[How to complete this task]
Print the entries below word for word; the pictures stay out of your copy.

Data about app and page elements
-- Opening Marker --

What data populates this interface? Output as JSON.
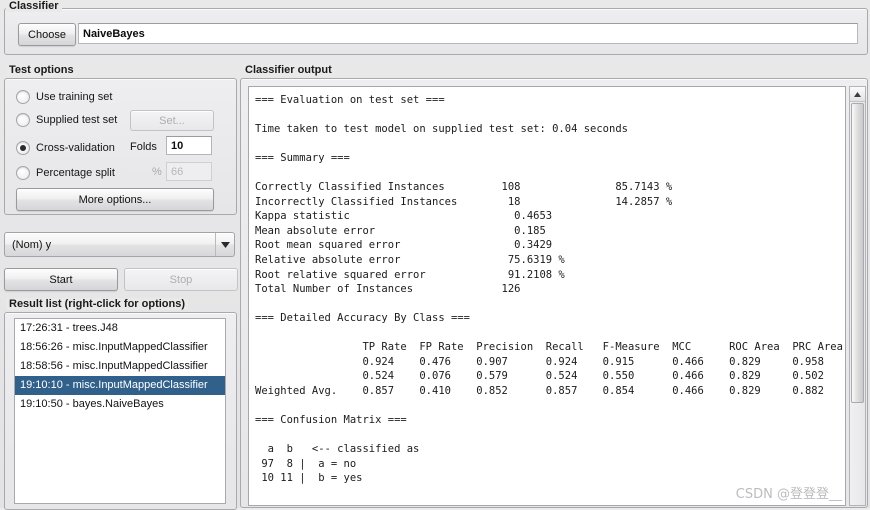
{
  "classifier": {
    "panel_title": "Classifier",
    "choose_label": "Choose",
    "selected_classifier": "NaiveBayes"
  },
  "test_options": {
    "panel_title": "Test options",
    "use_training_set": "Use training set",
    "supplied_test_set": "Supplied test set",
    "set_button": "Set...",
    "cross_validation": "Cross-validation",
    "folds_label": "Folds",
    "folds_value": "10",
    "percentage_split": "Percentage split",
    "percent_label": "%",
    "percent_value": "66",
    "more_options": "More options..."
  },
  "class_attribute": {
    "selected": "(Nom) y"
  },
  "actions": {
    "start": "Start",
    "stop": "Stop"
  },
  "result_list": {
    "panel_title": "Result list (right-click for options)",
    "items": [
      {
        "label": "17:26:31 - trees.J48",
        "selected": false
      },
      {
        "label": "18:56:26 - misc.InputMappedClassifier",
        "selected": false
      },
      {
        "label": "18:58:56 - misc.InputMappedClassifier",
        "selected": false
      },
      {
        "label": "19:10:10 - misc.InputMappedClassifier",
        "selected": true
      },
      {
        "label": "19:10:50 - bayes.NaiveBayes",
        "selected": false
      }
    ]
  },
  "output": {
    "panel_title": "Classifier output",
    "text": "=== Evaluation on test set ===\n\nTime taken to test model on supplied test set: 0.04 seconds\n\n=== Summary ===\n\nCorrectly Classified Instances         108               85.7143 %\nIncorrectly Classified Instances        18               14.2857 %\nKappa statistic                          0.4653\nMean absolute error                      0.185\nRoot mean squared error                  0.3429\nRelative absolute error                 75.6319 %\nRoot relative squared error             91.2108 %\nTotal Number of Instances              126\n\n=== Detailed Accuracy By Class ===\n\n                 TP Rate  FP Rate  Precision  Recall   F-Measure  MCC      ROC Area  PRC Area  Cla\n                 0.924    0.476    0.907      0.924    0.915      0.466    0.829     0.958     no\n                 0.524    0.076    0.579      0.524    0.550      0.466    0.829     0.502     yes\nWeighted Avg.    0.857    0.410    0.852      0.857    0.854      0.466    0.829     0.882\n\n=== Confusion Matrix ===\n\n  a  b   <-- classified as\n 97  8 |  a = no\n 10 11 |  b = yes\n"
  },
  "watermark": {
    "text": "CSDN @登登登__"
  }
}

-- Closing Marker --

[Task output]
What data populates this interface? Output as JSON.
{
  "classifier": {
    "panel_title": "Classifier",
    "choose_label": "Choose",
    "selected_classifier": "NaiveBayes"
  },
  "test_options": {
    "panel_title": "Test options",
    "use_training_set": "Use training set",
    "supplied_test_set": "Supplied test set",
    "set_button": "Set...",
    "cross_validation": "Cross-validation",
    "folds_label": "Folds",
    "folds_value": "10",
    "percentage_split": "Percentage split",
    "percent_label": "%",
    "percent_value": "66",
    "more_options": "More options..."
  },
  "class_attribute": {
    "selected": "(Nom) y"
  },
  "actions": {
    "start": "Start",
    "stop": "Stop"
  },
  "result_list": {
    "panel_title": "Result list (right-click for options)",
    "items": [
      {
        "label": "17:26:31 - trees.J48",
        "selected": false
      },
      {
        "label": "18:56:26 - misc.InputMappedClassifier",
        "selected": false
      },
      {
        "label": "18:58:56 - misc.InputMappedClassifier",
        "selected": false
      },
      {
        "label": "19:10:10 - misc.InputMappedClassifier",
        "selected": true
      },
      {
        "label": "19:10:50 - bayes.NaiveBayes",
        "selected": false
      }
    ]
  },
  "output": {
    "panel_title": "Classifier output",
    "text": "=== Evaluation on test set ===\n\nTime taken to test model on supplied test set: 0.04 seconds\n\n=== Summary ===\n\nCorrectly Classified Instances         108               85.7143 %\nIncorrectly Classified Instances        18               14.2857 %\nKappa statistic                          0.4653\nMean absolute error                      0.185\nRoot mean squared error                  0.3429\nRelative absolute error                 75.6319 %\nRoot relative squared error             91.2108 %\nTotal Number of Instances              126\n\n=== Detailed Accuracy By Class ===\n\n                 TP Rate  FP Rate  Precision  Recall   F-Measure  MCC      ROC Area  PRC Area  Cla\n                 0.924    0.476    0.907      0.924    0.915      0.466    0.829     0.958     no\n                 0.524    0.076    0.579      0.524    0.550      0.466    0.829     0.502     yes\nWeighted Avg.    0.857    0.410    0.852      0.857    0.854      0.466    0.829     0.882\n\n=== Confusion Matrix ===\n\n  a  b   <-- classified as\n 97  8 |  a = no\n 10 11 |  b = yes\n"
  },
  "watermark": {
    "text": "CSDN @登登登__"
  }
}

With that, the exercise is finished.